Exercise brief: Nothing may be changed. Give the entries below again exactly.
(Data under study)
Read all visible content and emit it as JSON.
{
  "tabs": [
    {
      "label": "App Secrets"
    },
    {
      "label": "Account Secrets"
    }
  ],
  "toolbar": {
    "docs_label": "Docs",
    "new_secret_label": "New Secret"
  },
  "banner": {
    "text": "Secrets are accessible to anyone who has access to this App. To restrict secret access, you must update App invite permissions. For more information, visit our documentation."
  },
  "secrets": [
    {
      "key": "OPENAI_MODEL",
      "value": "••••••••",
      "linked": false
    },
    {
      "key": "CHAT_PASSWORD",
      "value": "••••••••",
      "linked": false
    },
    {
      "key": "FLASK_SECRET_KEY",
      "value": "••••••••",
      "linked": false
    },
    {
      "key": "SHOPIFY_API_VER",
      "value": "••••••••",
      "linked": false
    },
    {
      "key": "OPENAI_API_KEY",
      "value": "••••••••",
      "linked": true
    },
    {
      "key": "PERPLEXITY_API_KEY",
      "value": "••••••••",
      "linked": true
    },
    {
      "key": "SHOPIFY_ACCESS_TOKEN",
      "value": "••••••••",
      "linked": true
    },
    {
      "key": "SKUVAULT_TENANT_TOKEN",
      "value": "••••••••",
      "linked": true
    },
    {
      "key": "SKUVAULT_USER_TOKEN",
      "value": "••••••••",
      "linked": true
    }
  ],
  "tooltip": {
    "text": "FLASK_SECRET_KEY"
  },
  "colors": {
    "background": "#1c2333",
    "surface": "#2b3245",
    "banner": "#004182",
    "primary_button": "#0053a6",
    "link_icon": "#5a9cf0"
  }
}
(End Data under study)
Exercise result:
Read all visible content and emit it as JSON.
{
  "tabs": [
    {
      "label": "App Secrets"
    },
    {
      "label": "Account Secrets"
    }
  ],
  "toolbar": {
    "docs_label": "Docs",
    "new_secret_label": "New Secret"
  },
  "banner": {
    "text": "Secrets are accessible to anyone who has access to this App. To restrict secret access, you must update App invite permissions. For more information, visit our documentation."
  },
  "secrets": [
    {
      "key": "OPENAI_MODEL",
      "value": "••••••••",
      "linked": false
    },
    {
      "key": "CHAT_PASSWORD",
      "value": "••••••••",
      "linked": false
    },
    {
      "key": "FLASK_SECRET_KEY",
      "value": "••••••••",
      "linked": false
    },
    {
      "key": "SHOPIFY_API_VER",
      "value": "••••••••",
      "linked": false
    },
    {
      "key": "OPENAI_API_KEY",
      "value": "••••••••",
      "linked": true
    },
    {
      "key": "PERPLEXITY_API_KEY",
      "value": "••••••••",
      "linked": true
    },
    {
      "key": "SHOPIFY_ACCESS_TOKEN",
      "value": "••••••••",
      "linked": true
    },
    {
      "key": "SKUVAULT_TENANT_TOKEN",
      "value": "••••••••",
      "linked": true
    },
    {
      "key": "SKUVAULT_USER_TOKEN",
      "value": "••••••••",
      "linked": true
    }
  ],
  "tooltip": {
    "text": "FLASK_SECRET_KEY"
  },
  "colors": {
    "background": "#1c2333",
    "surface": "#2b3245",
    "banner": "#004182",
    "primary_button": "#0053a6",
    "link_icon": "#5a9cf0"
  }
}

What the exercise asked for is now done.